What the task requires:
Output every record below precisely as it is written.
--*--
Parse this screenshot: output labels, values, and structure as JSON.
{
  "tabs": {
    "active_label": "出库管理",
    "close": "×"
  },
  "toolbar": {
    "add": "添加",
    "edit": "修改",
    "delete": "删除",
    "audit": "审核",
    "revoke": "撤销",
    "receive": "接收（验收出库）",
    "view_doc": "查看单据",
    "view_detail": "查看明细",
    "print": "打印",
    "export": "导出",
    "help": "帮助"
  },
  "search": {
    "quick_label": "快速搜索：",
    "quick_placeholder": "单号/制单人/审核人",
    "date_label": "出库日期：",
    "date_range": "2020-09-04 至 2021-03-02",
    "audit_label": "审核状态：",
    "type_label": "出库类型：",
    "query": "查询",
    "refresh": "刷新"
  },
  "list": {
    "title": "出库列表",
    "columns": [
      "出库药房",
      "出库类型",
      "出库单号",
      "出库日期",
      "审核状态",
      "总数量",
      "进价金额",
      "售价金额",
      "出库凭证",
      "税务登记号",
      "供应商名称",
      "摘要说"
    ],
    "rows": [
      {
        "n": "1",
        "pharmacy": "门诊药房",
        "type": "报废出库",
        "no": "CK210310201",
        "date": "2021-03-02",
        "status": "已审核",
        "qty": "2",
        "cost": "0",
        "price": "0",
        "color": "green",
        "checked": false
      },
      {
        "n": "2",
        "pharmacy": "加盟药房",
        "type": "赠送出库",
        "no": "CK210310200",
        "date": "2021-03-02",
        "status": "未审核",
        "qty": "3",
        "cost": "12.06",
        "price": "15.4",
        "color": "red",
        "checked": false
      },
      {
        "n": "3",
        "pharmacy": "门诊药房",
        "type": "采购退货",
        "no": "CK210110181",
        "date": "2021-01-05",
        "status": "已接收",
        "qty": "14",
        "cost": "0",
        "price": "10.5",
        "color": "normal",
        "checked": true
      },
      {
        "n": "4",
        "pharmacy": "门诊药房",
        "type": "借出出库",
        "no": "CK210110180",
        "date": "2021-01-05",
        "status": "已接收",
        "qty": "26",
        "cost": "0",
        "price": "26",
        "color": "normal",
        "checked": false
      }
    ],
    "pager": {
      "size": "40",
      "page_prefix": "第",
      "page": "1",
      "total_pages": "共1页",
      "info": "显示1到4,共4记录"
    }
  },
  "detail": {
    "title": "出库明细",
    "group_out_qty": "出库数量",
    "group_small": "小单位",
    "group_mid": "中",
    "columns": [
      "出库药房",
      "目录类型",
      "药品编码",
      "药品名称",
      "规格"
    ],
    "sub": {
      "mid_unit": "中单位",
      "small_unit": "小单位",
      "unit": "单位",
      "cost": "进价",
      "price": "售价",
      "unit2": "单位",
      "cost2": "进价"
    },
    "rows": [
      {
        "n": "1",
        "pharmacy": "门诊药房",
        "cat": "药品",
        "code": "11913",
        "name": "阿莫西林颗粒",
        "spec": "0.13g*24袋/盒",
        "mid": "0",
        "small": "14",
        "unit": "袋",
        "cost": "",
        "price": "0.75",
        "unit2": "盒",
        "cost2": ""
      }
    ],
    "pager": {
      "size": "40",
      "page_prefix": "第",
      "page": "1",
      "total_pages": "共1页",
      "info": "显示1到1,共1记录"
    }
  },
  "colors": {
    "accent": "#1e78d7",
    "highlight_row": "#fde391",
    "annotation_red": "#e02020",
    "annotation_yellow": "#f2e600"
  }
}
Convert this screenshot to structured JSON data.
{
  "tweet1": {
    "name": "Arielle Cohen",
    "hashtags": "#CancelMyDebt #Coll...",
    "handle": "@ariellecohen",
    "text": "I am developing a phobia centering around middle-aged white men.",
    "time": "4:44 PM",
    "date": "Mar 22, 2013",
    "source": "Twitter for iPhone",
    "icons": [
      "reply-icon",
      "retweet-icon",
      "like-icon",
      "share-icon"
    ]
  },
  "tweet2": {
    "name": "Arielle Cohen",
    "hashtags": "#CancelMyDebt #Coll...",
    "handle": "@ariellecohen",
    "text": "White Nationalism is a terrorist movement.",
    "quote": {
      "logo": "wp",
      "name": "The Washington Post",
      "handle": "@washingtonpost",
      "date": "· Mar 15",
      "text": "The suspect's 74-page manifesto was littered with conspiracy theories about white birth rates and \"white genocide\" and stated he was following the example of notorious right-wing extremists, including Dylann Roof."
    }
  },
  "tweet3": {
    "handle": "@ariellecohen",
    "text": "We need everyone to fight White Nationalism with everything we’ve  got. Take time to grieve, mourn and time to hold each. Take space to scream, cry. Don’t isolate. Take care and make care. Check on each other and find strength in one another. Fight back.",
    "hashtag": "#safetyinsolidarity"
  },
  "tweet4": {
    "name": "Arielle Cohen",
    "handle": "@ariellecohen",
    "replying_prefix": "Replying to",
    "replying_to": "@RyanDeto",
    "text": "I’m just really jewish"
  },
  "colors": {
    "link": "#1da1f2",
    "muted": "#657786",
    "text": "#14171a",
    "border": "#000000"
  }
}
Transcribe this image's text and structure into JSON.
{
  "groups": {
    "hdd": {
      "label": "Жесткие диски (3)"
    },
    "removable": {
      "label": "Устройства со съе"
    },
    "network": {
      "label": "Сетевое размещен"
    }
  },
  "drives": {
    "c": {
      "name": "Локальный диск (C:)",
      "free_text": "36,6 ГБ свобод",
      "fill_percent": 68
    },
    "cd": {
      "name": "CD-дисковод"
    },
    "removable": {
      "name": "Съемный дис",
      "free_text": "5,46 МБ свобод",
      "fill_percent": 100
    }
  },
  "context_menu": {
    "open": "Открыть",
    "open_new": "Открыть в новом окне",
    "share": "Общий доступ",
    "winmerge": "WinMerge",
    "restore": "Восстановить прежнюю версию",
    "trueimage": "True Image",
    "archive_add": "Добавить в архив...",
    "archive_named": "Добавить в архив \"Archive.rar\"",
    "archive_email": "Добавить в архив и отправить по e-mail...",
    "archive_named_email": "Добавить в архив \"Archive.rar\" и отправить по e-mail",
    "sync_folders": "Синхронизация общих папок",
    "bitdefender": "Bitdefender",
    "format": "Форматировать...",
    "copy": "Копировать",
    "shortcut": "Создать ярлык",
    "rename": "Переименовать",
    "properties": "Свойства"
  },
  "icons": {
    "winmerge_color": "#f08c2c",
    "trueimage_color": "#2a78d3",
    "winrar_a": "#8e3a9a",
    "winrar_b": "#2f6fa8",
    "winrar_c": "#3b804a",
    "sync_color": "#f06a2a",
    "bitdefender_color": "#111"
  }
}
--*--
Expected output:
Parse this screenshot: output labels, values, and structure as JSON.
{
  "tabs": {
    "active_label": "出库管理",
    "close": "×"
  },
  "toolbar": {
    "add": "添加",
    "edit": "修改",
    "delete": "删除",
    "audit": "审核",
    "revoke": "撤销",
    "receive": "接收（验收出库）",
    "view_doc": "查看单据",
    "view_detail": "查看明细",
    "print": "打印",
    "export": "导出",
    "help": "帮助"
  },
  "search": {
    "quick_label": "快速搜索：",
    "quick_placeholder": "单号/制单人/审核人",
    "date_label": "出库日期：",
    "date_range": "2020-09-04 至 2021-03-02",
    "audit_label": "审核状态：",
    "type_label": "出库类型：",
    "query": "查询",
    "refresh": "刷新"
  },
  "list": {
    "title": "出库列表",
    "columns": [
      "出库药房",
      "出库类型",
      "出库单号",
      "出库日期",
      "审核状态",
      "总数量",
      "进价金额",
      "售价金额",
      "出库凭证",
      "税务登记号",
      "供应商名称",
      "摘要说"
    ],
    "rows": [
      {
        "n": "1",
        "pharmacy": "门诊药房",
        "type": "报废出库",
        "no": "CK210310201",
        "date": "2021-03-02",
        "status": "已审核",
        "qty": "2",
        "cost": "0",
        "price": "0",
        "color": "green",
        "checked": false
      },
      {
        "n": "2",
        "pharmacy": "加盟药房",
        "type": "赠送出库",
        "no": "CK210310200",
        "date": "2021-03-02",
        "status": "未审核",
        "qty": "3",
        "cost": "12.06",
        "price": "15.4",
        "color": "red",
        "checked": false
      },
      {
        "n": "3",
        "pharmacy": "门诊药房",
        "type": "采购退货",
        "no": "CK210110181",
        "date": "2021-01-05",
        "status": "已接收",
        "qty": "14",
        "cost": "0",
        "price": "10.5",
        "color": "normal",
        "checked": true
      },
      {
        "n": "4",
        "pharmacy": "门诊药房",
        "type": "借出出库",
        "no": "CK210110180",
        "date": "2021-01-05",
        "status": "已接收",
        "qty": "26",
        "cost": "0",
        "price": "26",
        "color": "normal",
        "checked": false
      }
    ],
    "pager": {
      "size": "40",
      "page_prefix": "第",
      "page": "1",
      "total_pages": "共1页",
      "info": "显示1到4,共4记录"
    }
  },
  "detail": {
    "title": "出库明细",
    "group_out_qty": "出库数量",
    "group_small": "小单位",
    "group_mid": "中",
    "columns": [
      "出库药房",
      "目录类型",
      "药品编码",
      "药品名称",
      "规格"
    ],
    "sub": {
      "mid_unit": "中单位",
      "small_unit": "小单位",
      "unit": "单位",
      "cost": "进价",
      "price": "售价",
      "unit2": "单位",
      "cost2": "进价"
    },
    "rows": [
      {
        "n": "1",
        "pharmacy": "门诊药房",
        "cat": "药品",
        "code": "11913",
        "name": "阿莫西林颗粒",
        "spec": "0.13g*24袋/盒",
        "mid": "0",
        "small": "14",
        "unit": "袋",
        "cost": "",
        "price": "0.75",
        "unit2": "盒",
        "cost2": ""
      }
    ],
    "pager": {
      "size": "40",
      "page_prefix": "第",
      "page": "1",
      "total_pages": "共1页",
      "info": "显示1到1,共1记录"
    }
  },
  "colors": {
    "accent": "#1e78d7",
    "highlight_row": "#fde391",
    "annotation_red": "#e02020",
    "annotation_yellow": "#f2e600"
  }
}
Convert this screenshot to structured JSON data.
{
  "tweet1": {
    "name": "Arielle Cohen",
    "hashtags": "#CancelMyDebt #Coll...",
    "handle": "@ariellecohen",
    "text": "I am developing a phobia centering around middle-aged white men.",
    "time": "4:44 PM",
    "date": "Mar 22, 2013",
    "source": "Twitter for iPhone",
    "icons": [
      "reply-icon",
      "retweet-icon",
      "like-icon",
      "share-icon"
    ]
  },
  "tweet2": {
    "name": "Arielle Cohen",
    "hashtags": "#CancelMyDebt #Coll...",
    "handle": "@ariellecohen",
    "text": "White Nationalism is a terrorist movement.",
    "quote": {
      "logo": "wp",
      "name": "The Washington Post",
      "handle": "@washingtonpost",
      "date": "· Mar 15",
      "text": "The suspect's 74-page manifesto was littered with conspiracy theories about white birth rates and \"white genocide\" and stated he was following the example of notorious right-wing extremists, including Dylann Roof."
    }
  },
  "tweet3": {
    "handle": "@ariellecohen",
    "text": "We need everyone to fight White Nationalism with everything we’ve  got. Take time to grieve, mourn and time to hold each. Take space to scream, cry. Don’t isolate. Take care and make care. Check on each other and find strength in one another. Fight back.",
    "hashtag": "#safetyinsolidarity"
  },
  "tweet4": {
    "name": "Arielle Cohen",
    "handle": "@ariellecohen",
    "replying_prefix": "Replying to",
    "replying_to": "@RyanDeto",
    "text": "I’m just really jewish"
  },
  "colors": {
    "link": "#1da1f2",
    "muted": "#657786",
    "text": "#14171a",
    "border": "#000000"
  }
}
Transcribe this image's text and structure into JSON.
{
  "groups": {
    "hdd": {
      "label": "Жесткие диски (3)"
    },
    "removable": {
      "label": "Устройства со съе"
    },
    "network": {
      "label": "Сетевое размещен"
    }
  },
  "drives": {
    "c": {
      "name": "Локальный диск (C:)",
      "free_text": "36,6 ГБ свобод",
      "fill_percent": 68
    },
    "cd": {
      "name": "CD-дисковод"
    },
    "removable": {
      "name": "Съемный дис",
      "free_text": "5,46 МБ свобод",
      "fill_percent": 100
    }
  },
  "context_menu": {
    "open": "Открыть",
    "open_new": "Открыть в новом окне",
    "share": "Общий доступ",
    "winmerge": "WinMerge",
    "restore": "Восстановить прежнюю версию",
    "trueimage": "True Image",
    "archive_add": "Добавить в архив...",
    "archive_named": "Добавить в архив \"Archive.rar\"",
    "archive_email": "Добавить в архив и отправить по e-mail...",
    "archive_named_email": "Добавить в архив \"Archive.rar\" и отправить по e-mail",
    "sync_folders": "Синхронизация общих папок",
    "bitdefender": "Bitdefender",
    "format": "Форматировать...",
    "copy": "Копировать",
    "shortcut": "Создать ярлык",
    "rename": "Переименовать",
    "properties": "Свойства"
  },
  "icons": {
    "winmerge_color": "#f08c2c",
    "trueimage_color": "#2a78d3",
    "winrar_a": "#8e3a9a",
    "winrar_b": "#2f6fa8",
    "winrar_c": "#3b804a",
    "sync_color": "#f06a2a",
    "bitdefender_color": "#111"
  }
}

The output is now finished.